Employees’ cafeteria purchases—both healthy and unhealthy foods—were influenced by their co-workers’ food choices, found a large, two-year study of hospital employees. The study made innovative use of cash register data to gain insights into how individuals’ social networks shape their health behavior. The research suggests we might structure future efforts aimed at improving population health by capitalizing on how one person’s behavior influences another.

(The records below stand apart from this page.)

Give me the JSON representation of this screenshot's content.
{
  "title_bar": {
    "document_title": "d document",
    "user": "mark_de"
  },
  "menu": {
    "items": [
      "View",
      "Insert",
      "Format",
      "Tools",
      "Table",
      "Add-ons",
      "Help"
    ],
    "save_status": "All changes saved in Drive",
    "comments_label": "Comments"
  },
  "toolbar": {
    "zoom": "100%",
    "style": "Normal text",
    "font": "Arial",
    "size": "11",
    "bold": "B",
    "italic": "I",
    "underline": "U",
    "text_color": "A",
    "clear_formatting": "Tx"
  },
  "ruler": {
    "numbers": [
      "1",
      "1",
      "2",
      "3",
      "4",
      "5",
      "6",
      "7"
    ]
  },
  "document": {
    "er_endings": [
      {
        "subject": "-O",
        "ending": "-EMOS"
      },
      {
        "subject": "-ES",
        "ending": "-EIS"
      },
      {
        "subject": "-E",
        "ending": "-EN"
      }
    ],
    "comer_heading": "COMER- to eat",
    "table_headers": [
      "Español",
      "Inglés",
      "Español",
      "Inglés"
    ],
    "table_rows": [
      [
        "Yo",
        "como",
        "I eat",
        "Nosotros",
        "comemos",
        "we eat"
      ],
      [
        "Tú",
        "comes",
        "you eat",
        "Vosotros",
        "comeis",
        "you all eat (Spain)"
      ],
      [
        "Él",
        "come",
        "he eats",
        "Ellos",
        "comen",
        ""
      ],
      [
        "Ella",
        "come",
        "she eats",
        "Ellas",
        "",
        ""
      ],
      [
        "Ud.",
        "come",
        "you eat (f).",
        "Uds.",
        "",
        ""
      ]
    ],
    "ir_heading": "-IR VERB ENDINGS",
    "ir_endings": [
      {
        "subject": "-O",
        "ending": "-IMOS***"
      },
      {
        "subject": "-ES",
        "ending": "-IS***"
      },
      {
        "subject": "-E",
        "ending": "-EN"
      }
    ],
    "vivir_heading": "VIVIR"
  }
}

The foods people buy at a workplace cafeteria may not always be chosen to satisfy an individual craving or taste for a particular food. When co-workers are eating together, individuals are more likely to select foods that are as healthy—or unhealthy—as the food selections on their fellow employees’ trays. “We found that individuals tend to mirror the food choices of others in their social circles, which may explain one way obesity spreads through social networks,” says Douglas Levy, PhD, an investigator at the Mongan Institute Health Policy Research Center at Massachusetts General Hospital (MGH) and first author of new research published in Nature Human Behaviour.
Release date: 22 April 2021
Source: Massachusetts General Hospital